Nato Coles and the Blue Diamond Band hail from the Twin Cities area, and have taken their classic rock ‘n’ roll sound across the country. Nato Coles is waiting for his chance to tour with Bruce Springsteen and the E-Street Band, but he’s run into plenty of the unexpected on the road so far:
From power outages to food fights - I've had dogs and small children join the band for a song here and there. I've been attacked by cake-throwers. Fireworks have been detonated. Lots of stuff has happened.
The Riverboat Gamblers are a five-piece punk rock band from Texas who are willing to tour with The Rolling Stones, “If they can meet our demanding rider of a freezer full of Otter Pops (no imitation popsicles).” They’re not strangers to the unexpected:
During a show at a big squat outside of Paris, the stage was rushed by half a dozen large dogs determined to find a ball that was thrown onto the stage. The dogs were completely oblivious to the loud music, and entirely focused on finding the ball. It was a better stage effect than any that could be planned and/or bought with money.
If you can’t be prepared for anything, at least be prepared for dogs.
Simplify the Stage
It can be tempting to try to emulate some of the elaborate lighting and special effects you see, and it can be easy to go overboard trying to create something new and unique. Start small, and don’t lose too much of the focus from your music.
The young pop/indie/folk group, The Colton and Zara Band, from Kansas, play 100 to 200 shows every year, although they’re still waiting for the chance to tour with Eisley, Switchfoot, or Mutemath. They’ve learned to keep the effects minimal:
Currently, we don't use much lighting or special effects. We like to stay raw and natural, with lots of energy and excitement within that.
On the other end of the genre-spectrum is Dead Day Revolution - an aggressive neo-punk three-piece from Los Angeles. If they never get to tour with The Rolling Stones, they’d go with Black Rebel Motorcycle Club or The Black Keys, but their time on the road so far has helped them brand a simple, unique stage presence:
We haven't gotten too crazy with special effects for live shows because of budget constraints. We usually stick to red lighting and, when possible, project an obscure silent film behind us while we play our set.

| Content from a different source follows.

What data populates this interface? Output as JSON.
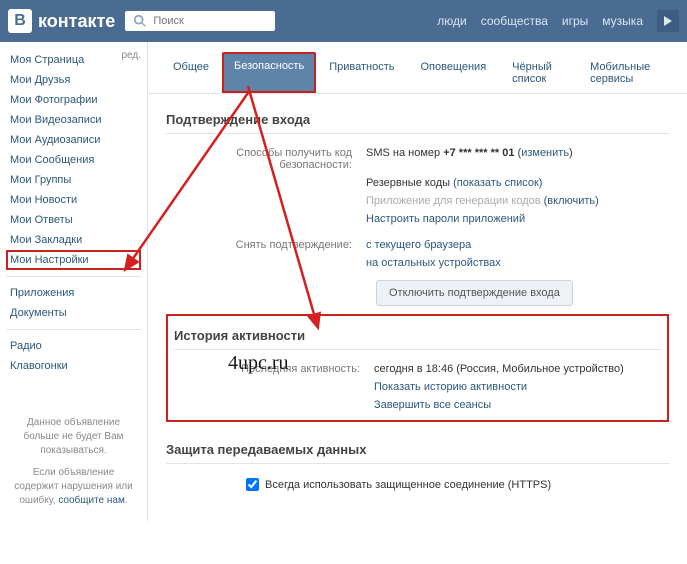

No matter what style of music you play, remember that it’s about the music first and special effects second.
One (or Three) for the Road
All the bizarre stories and close calls just fuel the passion if music is what you love, so here are some final tips from these touring musicians:
1 - Get some cheap Christmas lights
I use dollar-store Christmas lights on my mic stand. (This is a nice effect that also says, "I'm very poor.") Also, my guitarist, Corey Horn of Remedy Drive, installed some LED lights in my pedalboard. (This effect says, "My songs may be sad, but I know how to party.") - Levi Weaver
2 - Or just get creative
We try to get creative with lighting. Bruno puts light bulbs inside mason jars, which makes for a pretty cool mic stand decoration. We just try stuff to see what looks cool in all the different rooms we play. - The Vespers
One time we were playing in a basement at a party and the only light in the room was a bare bulb, it was much too bright and harsh, so we took a beer can, poked a bunch of holes in it, cut out the bottom, and put that over the bare bulb. That lighting was perfect! - Nato Coles and the Blue Diamond Band
3 - Hydrate, and never check your guitar on a flight
You have to stay hydrated or you will burn out. Also learn how to exert your voice in a way that doesn't shred it the first night. You have to break it in so its usable over a longer stretch. Guitarists, never, ever check your guitar. Bring it through security and store it in the overhead, or make nice with the flight attendants and ask to stash it in the front closet. - City Rain
On the Road Again
Whether you’re packing up for the first time, or losing count of how many months you’ve lived in a van, there are always more experiences to have and more to learn. One of the best things about touring is that you’ve never seen it all. Brace yourself for the challenges, remember to pack light, review some conventional wisdom, and go make music with your friends.